TASK ITEM
Read the records below and report each line in which "装配整体式结构房屋的伸缩缝间距宜按表中现浇式的数值取用" occurs.

DATA SUPPLIED
· · · · ·
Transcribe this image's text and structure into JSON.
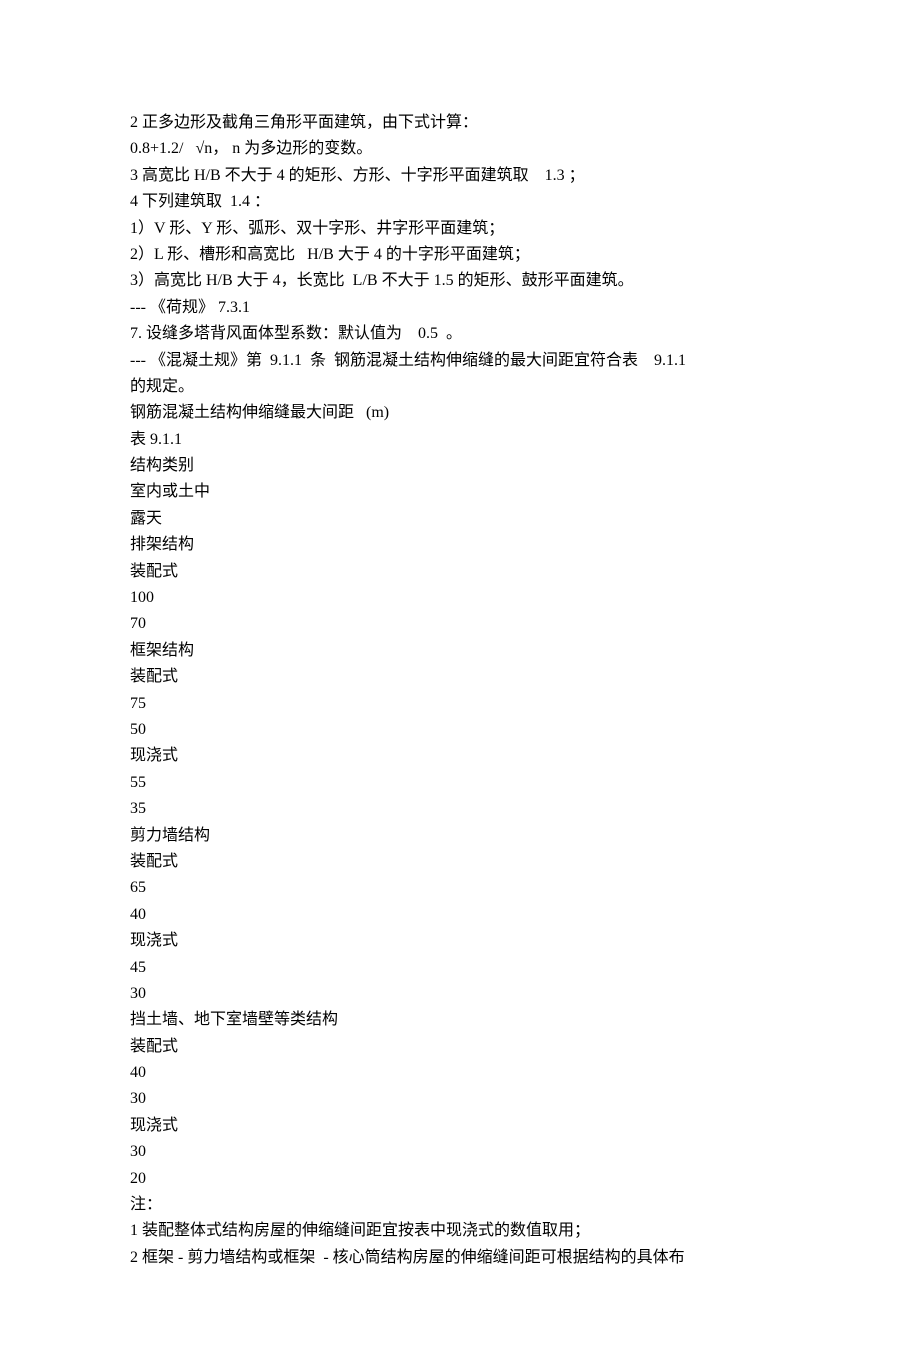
{
  "lines": [
    "2 正多边形及截角三角形平面建筑，由下式计算：",
    "0.8+1.2/   √n， n 为多边形的变数。",
    "3 高宽比 H/B 不大于 4 的矩形、方形、十字形平面建筑取    1.3 ；",
    "4 下列建筑取  1.4 ：",
    "1）V 形、Y 形、弧形、双十字形、井字形平面建筑；",
    "2）L 形、槽形和高宽比   H/B 大于 4 的十字形平面建筑；",
    "3）高宽比 H/B 大于 4，长宽比  L/B 不大于 1.5 的矩形、鼓形平面建筑。",
    "--- 《荷规》 7.3.1",
    "7. 设缝多塔背风面体型系数：默认值为    0.5  。",
    "--- 《混凝土规》第  9.1.1  条  钢筋混凝土结构伸缩缝的最大间距宜符合表    9.1.1",
    "的规定。",
    "钢筋混凝土结构伸缩缝最大间距   (m)",
    "表 9.1.1",
    "结构类别",
    "室内或土中",
    "露天",
    "排架结构",
    "装配式",
    "100",
    "70",
    "框架结构",
    "装配式",
    "75",
    "50",
    "现浇式",
    "55",
    "35",
    "剪力墙结构",
    "装配式",
    "65",
    "40",
    "现浇式",
    "45",
    "30",
    "挡土墙、地下室墙壁等类结构",
    "装配式",
    "40",
    "30",
    "现浇式",
    "30",
    "20",
    "注：",
    "1 装配整体式结构房屋的伸缩缝间距宜按表中现浇式的数值取用；",
    "2 框架 - 剪力墙结构或框架  - 核心筒结构房屋的伸缩缝间距可根据结构的具体布"
  ],
  "chart_data": {
    "type": "table",
    "title": "钢筋混凝土结构伸缩缝最大间距 (m)",
    "table_ref": "表 9.1.1",
    "columns": [
      "结构类别",
      "",
      "室内或土中",
      "露天"
    ],
    "rows": [
      [
        "排架结构",
        "装配式",
        100,
        70
      ],
      [
        "框架结构",
        "装配式",
        75,
        50
      ],
      [
        "框架结构",
        "现浇式",
        55,
        35
      ],
      [
        "剪力墙结构",
        "装配式",
        65,
        40
      ],
      [
        "剪力墙结构",
        "现浇式",
        45,
        30
      ],
      [
        "挡土墙、地下室墙壁等类结构",
        "装配式",
        40,
        30
      ],
      [
        "挡土墙、地下室墙壁等类结构",
        "现浇式",
        30,
        20
      ]
    ],
    "notes": [
      "1 装配整体式结构房屋的伸缩缝间距宜按表中现浇式的数值取用；",
      "2 框架 - 剪力墙结构或框架 - 核心筒结构房屋的伸缩缝间距可根据结构的具体布"
    ]
  }
}
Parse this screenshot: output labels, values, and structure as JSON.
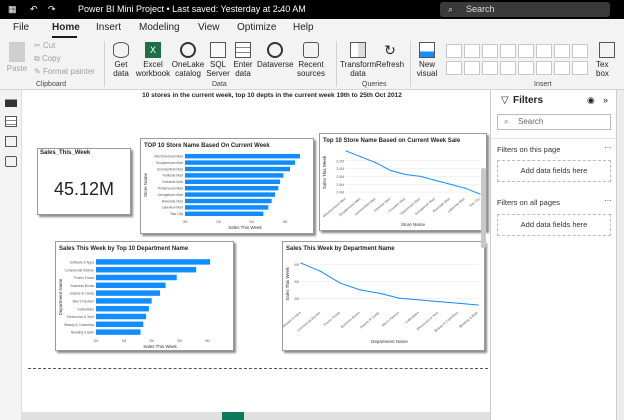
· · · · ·
ANSWER TO THIS EXERCISE
    "1 装配整体式结构房屋的伸缩缝间距宜按表中现浇式的数值取用；",
      "1 装配整体式结构房屋的伸缩缝间距宜按表中现浇式的数值取用；",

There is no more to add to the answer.